→ **Task goal**
Your answer must consist of the records below, reproduced exactly, with every picture removed.

→ **Available data**
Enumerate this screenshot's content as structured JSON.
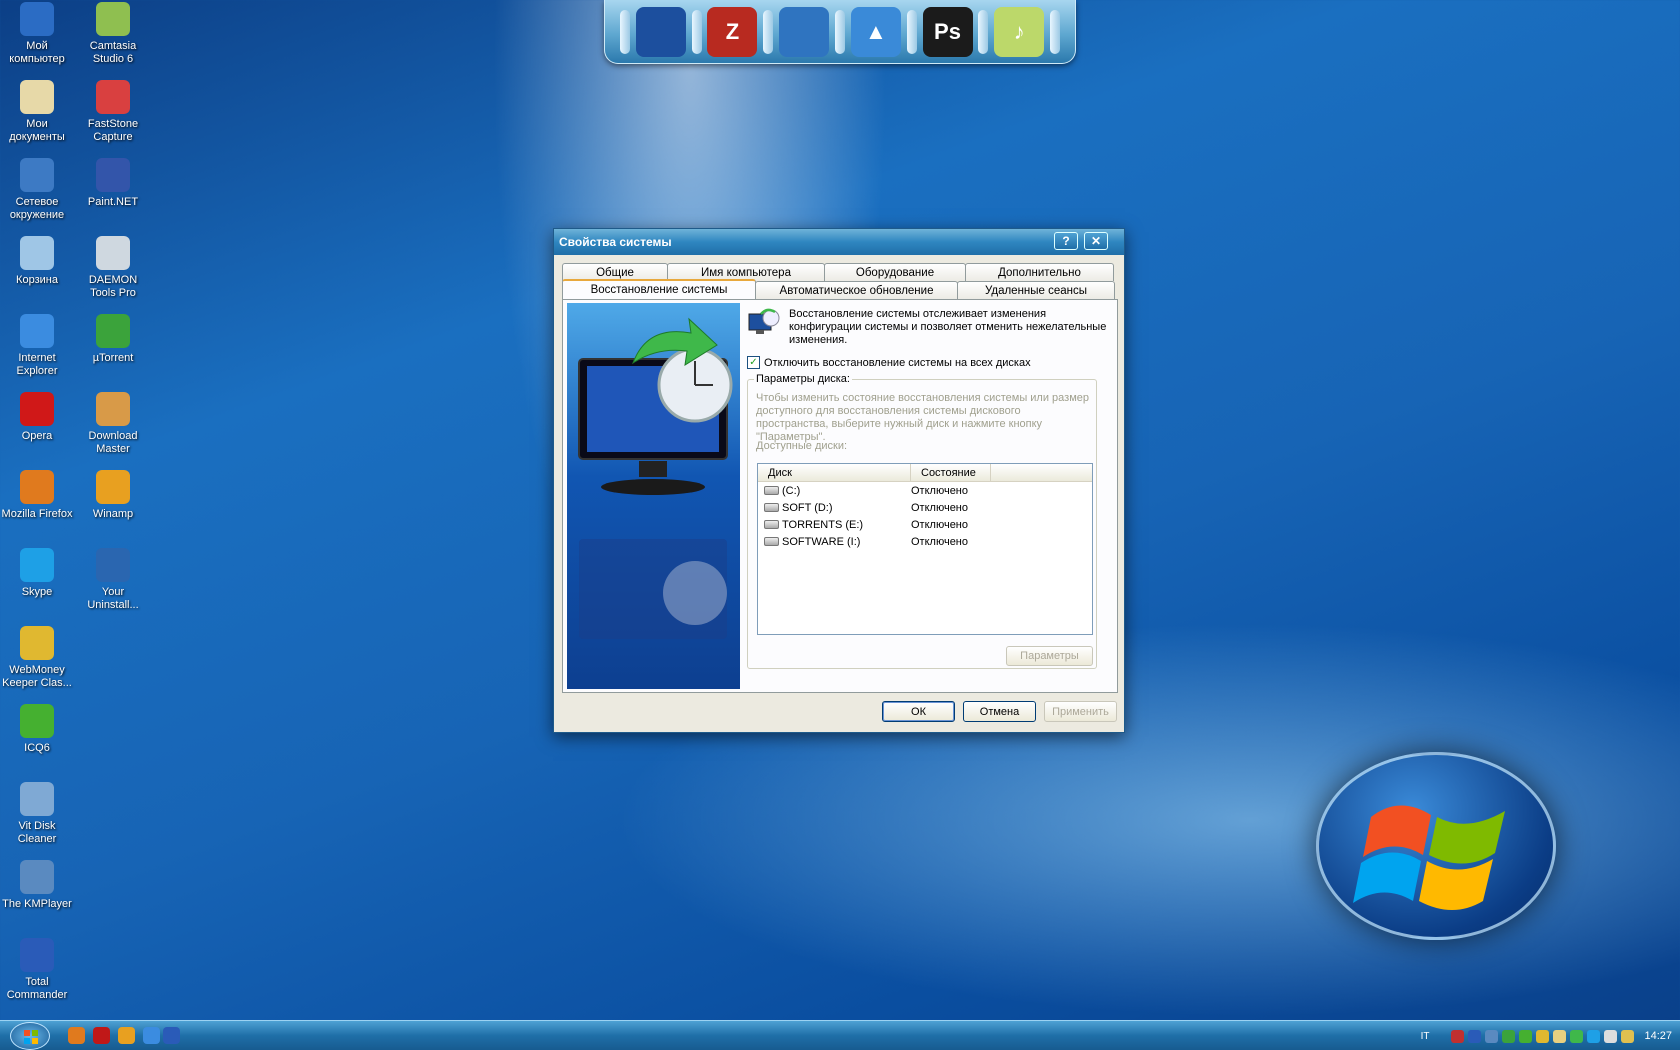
{
  "desktop": {
    "icons": [
      {
        "label": "Мой компьютер",
        "icon": "my-computer-icon",
        "color": "#2b6cc4"
      },
      {
        "label": "Camtasia Studio 6",
        "icon": "camtasia-icon",
        "color": "#8fbf50"
      },
      {
        "label": "Мои документы",
        "icon": "my-documents-icon",
        "color": "#e7d9a8"
      },
      {
        "label": "FastStone Capture",
        "icon": "faststone-icon",
        "color": "#d94040"
      },
      {
        "label": "Сетевое окружение",
        "icon": "network-icon",
        "color": "#3d7ac4"
      },
      {
        "label": "Paint.NET",
        "icon": "paintnet-icon",
        "color": "#3355aa"
      },
      {
        "label": "Корзина",
        "icon": "recycle-bin-icon",
        "color": "#9fc6e6"
      },
      {
        "label": "DAEMON Tools Pro",
        "icon": "daemon-tools-icon",
        "color": "#cfd8e0"
      },
      {
        "label": "Internet Explorer",
        "icon": "internet-explorer-icon",
        "color": "#3b8ce0"
      },
      {
        "label": "µTorrent",
        "icon": "utorrent-icon",
        "color": "#3ba33b"
      },
      {
        "label": "Opera",
        "icon": "opera-icon",
        "color": "#d01818"
      },
      {
        "label": "Download Master",
        "icon": "download-master-icon",
        "color": "#d89a48"
      },
      {
        "label": "Mozilla Firefox",
        "icon": "firefox-icon",
        "color": "#e07a1e"
      },
      {
        "label": "Winamp",
        "icon": "winamp-icon",
        "color": "#e8a020"
      },
      {
        "label": "Skype",
        "icon": "skype-icon",
        "color": "#1ea0e6"
      },
      {
        "label": "Your Uninstall...",
        "icon": "your-uninstaller-icon",
        "color": "#2a66b0"
      },
      {
        "label": "WebMoney Keeper Clas...",
        "icon": "webmoney-icon",
        "color": "#e0b830"
      },
      {
        "label": "ICQ6",
        "icon": "icq-icon",
        "color": "#45b030"
      },
      {
        "label": "Vit Disk Cleaner",
        "icon": "disk-cleaner-icon",
        "color": "#7fa9d4"
      },
      {
        "label": "The KMPlayer",
        "icon": "kmplayer-icon",
        "color": "#5a8ac0"
      },
      {
        "label": "Total Commander",
        "icon": "total-commander-icon",
        "color": "#2a5bb8"
      }
    ]
  },
  "dock": {
    "items": [
      {
        "name": "computer-dock-icon",
        "glyph": "",
        "color": "#1c4f9e"
      },
      {
        "name": "filezilla-dock-icon",
        "glyph": "Z",
        "color": "#b82a20"
      },
      {
        "name": "network-globe-dock-icon",
        "glyph": "",
        "color": "#2f74c0"
      },
      {
        "name": "upload-arrow-dock-icon",
        "glyph": "▲",
        "color": "#3a8ad8"
      },
      {
        "name": "photoshop-dock-icon",
        "glyph": "Ps",
        "color": "#1b1b1b"
      },
      {
        "name": "audio-editor-dock-icon",
        "glyph": "♪",
        "color": "#bcd86a"
      }
    ]
  },
  "dialog": {
    "title": "Свойства системы",
    "help_glyph": "?",
    "close_glyph": "✕",
    "tabs_back": [
      "Общие",
      "Имя компьютера",
      "Оборудование",
      "Дополнительно"
    ],
    "tabs_front": [
      "Восстановление системы",
      "Автоматическое обновление",
      "Удаленные сеансы"
    ],
    "info_text": "Восстановление системы отслеживает изменения конфигурации системы и позволяет отменить нежелательные изменения.",
    "checkbox_label": "Отключить восстановление системы на всех дисках",
    "checkbox_checked": true,
    "checkbox_mark": "✓",
    "group_title": "Параметры диска:",
    "group_hint": "Чтобы изменить состояние восстановления системы или размер доступного для восстановления системы дискового пространства, выберите нужный диск и нажмите кнопку \"Параметры\".",
    "available_label": "Доступные диски:",
    "columns": [
      "Диск",
      "Состояние"
    ],
    "drives": [
      {
        "name": "(C:)",
        "status": "Отключено"
      },
      {
        "name": "SOFT (D:)",
        "status": "Отключено"
      },
      {
        "name": "TORRENTS (E:)",
        "status": "Отключено"
      },
      {
        "name": "SOFTWARE (I:)",
        "status": "Отключено"
      }
    ],
    "params_button": "Параметры",
    "ok_button": "ОК",
    "cancel_button": "Отмена",
    "apply_button": "Применить"
  },
  "taskbar": {
    "language": "IT",
    "clock": "14:27"
  }
}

→ **Answer to the problem**
Enumerate this screenshot's content as structured JSON.
{
  "desktop": {
    "icons": [
      {
        "label": "Мой компьютер",
        "icon": "my-computer-icon",
        "color": "#2b6cc4"
      },
      {
        "label": "Camtasia Studio 6",
        "icon": "camtasia-icon",
        "color": "#8fbf50"
      },
      {
        "label": "Мои документы",
        "icon": "my-documents-icon",
        "color": "#e7d9a8"
      },
      {
        "label": "FastStone Capture",
        "icon": "faststone-icon",
        "color": "#d94040"
      },
      {
        "label": "Сетевое окружение",
        "icon": "network-icon",
        "color": "#3d7ac4"
      },
      {
        "label": "Paint.NET",
        "icon": "paintnet-icon",
        "color": "#3355aa"
      },
      {
        "label": "Корзина",
        "icon": "recycle-bin-icon",
        "color": "#9fc6e6"
      },
      {
        "label": "DAEMON Tools Pro",
        "icon": "daemon-tools-icon",
        "color": "#cfd8e0"
      },
      {
        "label": "Internet Explorer",
        "icon": "internet-explorer-icon",
        "color": "#3b8ce0"
      },
      {
        "label": "µTorrent",
        "icon": "utorrent-icon",
        "color": "#3ba33b"
      },
      {
        "label": "Opera",
        "icon": "opera-icon",
        "color": "#d01818"
      },
      {
        "label": "Download Master",
        "icon": "download-master-icon",
        "color": "#d89a48"
      },
      {
        "label": "Mozilla Firefox",
        "icon": "firefox-icon",
        "color": "#e07a1e"
      },
      {
        "label": "Winamp",
        "icon": "winamp-icon",
        "color": "#e8a020"
      },
      {
        "label": "Skype",
        "icon": "skype-icon",
        "color": "#1ea0e6"
      },
      {
        "label": "Your Uninstall...",
        "icon": "your-uninstaller-icon",
        "color": "#2a66b0"
      },
      {
        "label": "WebMoney Keeper Clas...",
        "icon": "webmoney-icon",
        "color": "#e0b830"
      },
      {
        "label": "ICQ6",
        "icon": "icq-icon",
        "color": "#45b030"
      },
      {
        "label": "Vit Disk Cleaner",
        "icon": "disk-cleaner-icon",
        "color": "#7fa9d4"
      },
      {
        "label": "The KMPlayer",
        "icon": "kmplayer-icon",
        "color": "#5a8ac0"
      },
      {
        "label": "Total Commander",
        "icon": "total-commander-icon",
        "color": "#2a5bb8"
      }
    ]
  },
  "dock": {
    "items": [
      {
        "name": "computer-dock-icon",
        "glyph": "",
        "color": "#1c4f9e"
      },
      {
        "name": "filezilla-dock-icon",
        "glyph": "Z",
        "color": "#b82a20"
      },
      {
        "name": "network-globe-dock-icon",
        "glyph": "",
        "color": "#2f74c0"
      },
      {
        "name": "upload-arrow-dock-icon",
        "glyph": "▲",
        "color": "#3a8ad8"
      },
      {
        "name": "photoshop-dock-icon",
        "glyph": "Ps",
        "color": "#1b1b1b"
      },
      {
        "name": "audio-editor-dock-icon",
        "glyph": "♪",
        "color": "#bcd86a"
      }
    ]
  },
  "dialog": {
    "title": "Свойства системы",
    "help_glyph": "?",
    "close_glyph": "✕",
    "tabs_back": [
      "Общие",
      "Имя компьютера",
      "Оборудование",
      "Дополнительно"
    ],
    "tabs_front": [
      "Восстановление системы",
      "Автоматическое обновление",
      "Удаленные сеансы"
    ],
    "info_text": "Восстановление системы отслеживает изменения конфигурации системы и позволяет отменить нежелательные изменения.",
    "checkbox_label": "Отключить восстановление системы на всех дисках",
    "checkbox_checked": true,
    "checkbox_mark": "✓",
    "group_title": "Параметры диска:",
    "group_hint": "Чтобы изменить состояние восстановления системы или размер доступного для восстановления системы дискового пространства, выберите нужный диск и нажмите кнопку \"Параметры\".",
    "available_label": "Доступные диски:",
    "columns": [
      "Диск",
      "Состояние"
    ],
    "drives": [
      {
        "name": "(C:)",
        "status": "Отключено"
      },
      {
        "name": "SOFT (D:)",
        "status": "Отключено"
      },
      {
        "name": "TORRENTS (E:)",
        "status": "Отключено"
      },
      {
        "name": "SOFTWARE (I:)",
        "status": "Отключено"
      }
    ],
    "params_button": "Параметры",
    "ok_button": "ОК",
    "cancel_button": "Отмена",
    "apply_button": "Применить"
  },
  "taskbar": {
    "language": "IT",
    "clock": "14:27"
  }
}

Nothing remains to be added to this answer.